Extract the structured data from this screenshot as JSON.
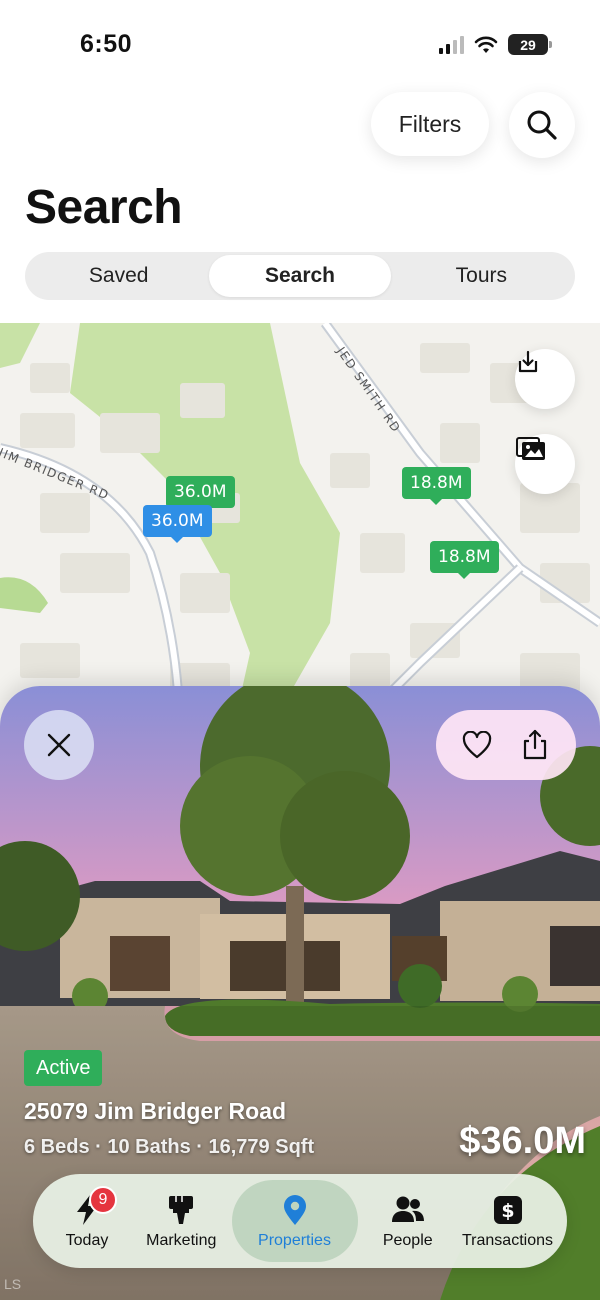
{
  "status_bar": {
    "time": "6:50",
    "battery": "29"
  },
  "header": {
    "filters_label": "Filters",
    "search_icon": "search-icon",
    "title": "Search"
  },
  "segments": [
    {
      "label": "Saved",
      "active": false
    },
    {
      "label": "Search",
      "active": true
    },
    {
      "label": "Tours",
      "active": false
    }
  ],
  "map": {
    "road_labels": [
      "JED SMITH RD",
      "JIM BRIDGER RD"
    ],
    "pins": [
      {
        "label": "36.0M",
        "color": "#2fae5a"
      },
      {
        "label": "36.0M",
        "color": "#2f8fe6"
      },
      {
        "label": "18.8M",
        "color": "#2fae5a"
      },
      {
        "label": "18.8M",
        "color": "#2fae5a"
      }
    ],
    "buttons": [
      "download-icon",
      "photos-icon"
    ]
  },
  "listing": {
    "status": "Active",
    "address": "25079 Jim Bridger Road",
    "specs": "6 Beds · 10 Baths · 16,779 Sqft",
    "price": "$36.0M",
    "actions": [
      "close-icon",
      "heart-icon",
      "share-icon"
    ]
  },
  "tab_bar": {
    "items": [
      {
        "label": "Today",
        "icon": "bolt-icon",
        "badge": "9",
        "active": false
      },
      {
        "label": "Marketing",
        "icon": "paint-brush-icon",
        "active": false
      },
      {
        "label": "Properties",
        "icon": "map-pin-icon",
        "active": true
      },
      {
        "label": "People",
        "icon": "people-icon",
        "active": false
      },
      {
        "label": "Transactions",
        "icon": "dollar-icon",
        "active": false
      }
    ]
  },
  "watermark": "LS",
  "colors": {
    "accent_green": "#2fae5a",
    "accent_blue": "#1f7fd8",
    "badge_red": "#e5353f"
  }
}
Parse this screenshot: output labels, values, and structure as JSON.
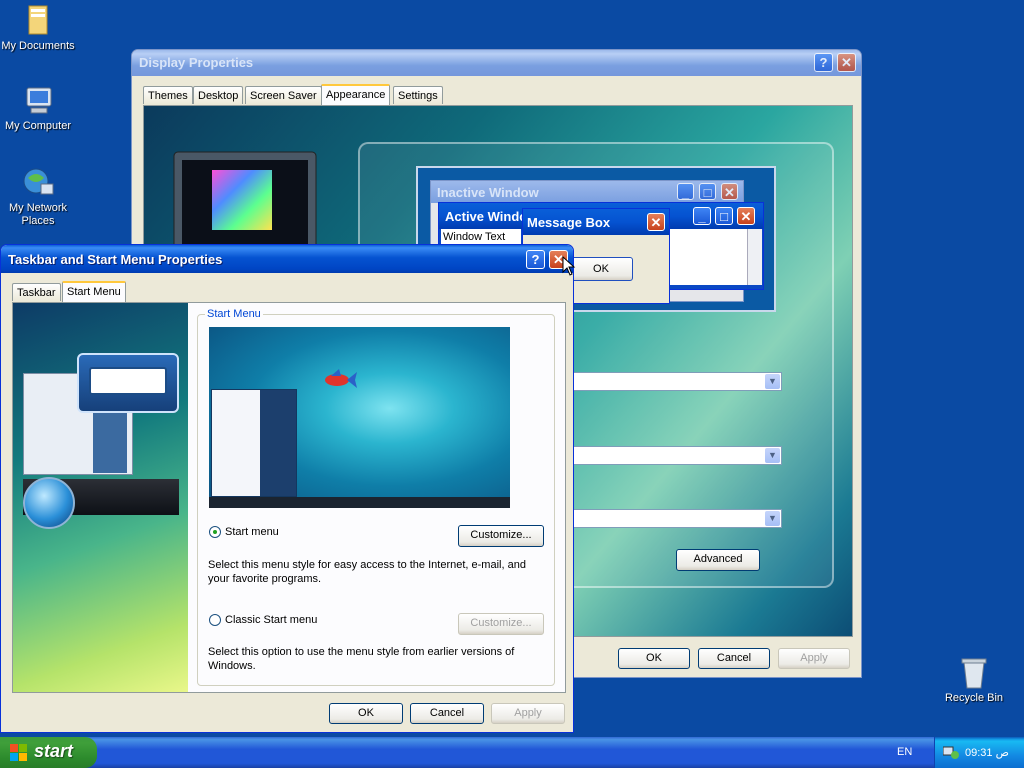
{
  "desktop": {
    "icons": [
      {
        "label": "My Documents"
      },
      {
        "label": "My Computer"
      },
      {
        "label": "My Network Places"
      },
      {
        "label": "Recycle Bin"
      }
    ]
  },
  "display_props": {
    "title": "Display Properties",
    "tabs": [
      "Themes",
      "Desktop",
      "Screen Saver",
      "Appearance",
      "Settings"
    ],
    "selected_tab": "Appearance",
    "preview": {
      "inactive_title": "Inactive Window",
      "active_title": "Active Window",
      "window_text": "Window Text",
      "message_box_title": "Message Box",
      "message_ok": "OK"
    },
    "advanced_label": "Advanced",
    "buttons": {
      "ok": "OK",
      "cancel": "Cancel",
      "apply": "Apply"
    }
  },
  "taskbar_props": {
    "title": "Taskbar and Start Menu Properties",
    "tabs": [
      "Taskbar",
      "Start Menu"
    ],
    "selected_tab": "Start Menu",
    "group_label": "Start Menu",
    "start_menu_option": "Start menu",
    "start_menu_desc": "Select this menu style for easy access to the Internet, e-mail, and your favorite programs.",
    "classic_option": "Classic Start menu",
    "classic_desc": "Select this option to use the menu style from earlier versions of Windows.",
    "customize_label": "Customize...",
    "customize_disabled_label": "Customize...",
    "selected_option": "Start menu",
    "buttons": {
      "ok": "OK",
      "cancel": "Cancel",
      "apply": "Apply"
    }
  },
  "taskbar": {
    "start_label": "start",
    "language": "EN",
    "clock": "09:31 ص"
  },
  "colors": {
    "desktop": "#0a4aa3",
    "title_active": "#0553d1",
    "start_green": "#3f9f3a"
  }
}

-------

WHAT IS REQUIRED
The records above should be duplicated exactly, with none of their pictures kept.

SOLUTION TO THE PROBLEM
Extract the structured data from this screenshot as JSON.
{
  "status_bar": {
    "time": "6:50",
    "battery": "29"
  },
  "header": {
    "filters_label": "Filters",
    "search_icon": "search-icon",
    "title": "Search"
  },
  "segments": [
    {
      "label": "Saved",
      "active": false
    },
    {
      "label": "Search",
      "active": true
    },
    {
      "label": "Tours",
      "active": false
    }
  ],
  "map": {
    "road_labels": [
      "JED SMITH RD",
      "JIM BRIDGER RD"
    ],
    "pins": [
      {
        "label": "36.0M",
        "color": "#2fae5a"
      },
      {
        "label": "36.0M",
        "color": "#2f8fe6"
      },
      {
        "label": "18.8M",
        "color": "#2fae5a"
      },
      {
        "label": "18.8M",
        "color": "#2fae5a"
      }
    ],
    "buttons": [
      "download-icon",
      "photos-icon"
    ]
  },
  "listing": {
    "status": "Active",
    "address": "25079 Jim Bridger Road",
    "specs": "6 Beds · 10 Baths · 16,779 Sqft",
    "price": "$36.0M",
    "actions": [
      "close-icon",
      "heart-icon",
      "share-icon"
    ]
  },
  "tab_bar": {
    "items": [
      {
        "label": "Today",
        "icon": "bolt-icon",
        "badge": "9",
        "active": false
      },
      {
        "label": "Marketing",
        "icon": "paint-brush-icon",
        "active": false
      },
      {
        "label": "Properties",
        "icon": "map-pin-icon",
        "active": true
      },
      {
        "label": "People",
        "icon": "people-icon",
        "active": false
      },
      {
        "label": "Transactions",
        "icon": "dollar-icon",
        "active": false
      }
    ]
  },
  "watermark": "LS",
  "colors": {
    "accent_green": "#2fae5a",
    "accent_blue": "#1f7fd8",
    "badge_red": "#e5353f"
  }
}
Parse this screenshot: output labels, values, and structure as JSON.
{
  "desktop": {
    "icons": [
      {
        "label": "My Documents"
      },
      {
        "label": "My Computer"
      },
      {
        "label": "My Network Places"
      },
      {
        "label": "Recycle Bin"
      }
    ]
  },
  "display_props": {
    "title": "Display Properties",
    "tabs": [
      "Themes",
      "Desktop",
      "Screen Saver",
      "Appearance",
      "Settings"
    ],
    "selected_tab": "Appearance",
    "preview": {
      "inactive_title": "Inactive Window",
      "active_title": "Active Window",
      "window_text": "Window Text",
      "message_box_title": "Message Box",
      "message_ok": "OK"
    },
    "advanced_label": "Advanced",
    "buttons": {
      "ok": "OK",
      "cancel": "Cancel",
      "apply": "Apply"
    }
  },
  "taskbar_props": {
    "title": "Taskbar and Start Menu Properties",
    "tabs": [
      "Taskbar",
      "Start Menu"
    ],
    "selected_tab": "Start Menu",
    "group_label": "Start Menu",
    "start_menu_option": "Start menu",
    "start_menu_desc": "Select this menu style for easy access to the Internet, e-mail, and your favorite programs.",
    "classic_option": "Classic Start menu",
    "classic_desc": "Select this option to use the menu style from earlier versions of Windows.",
    "customize_label": "Customize...",
    "customize_disabled_label": "Customize...",
    "selected_option": "Start menu",
    "buttons": {
      "ok": "OK",
      "cancel": "Cancel",
      "apply": "Apply"
    }
  },
  "taskbar": {
    "start_label": "start",
    "language": "EN",
    "clock": "09:31 ص"
  },
  "colors": {
    "desktop": "#0a4aa3",
    "title_active": "#0553d1",
    "start_green": "#3f9f3a"
  }
}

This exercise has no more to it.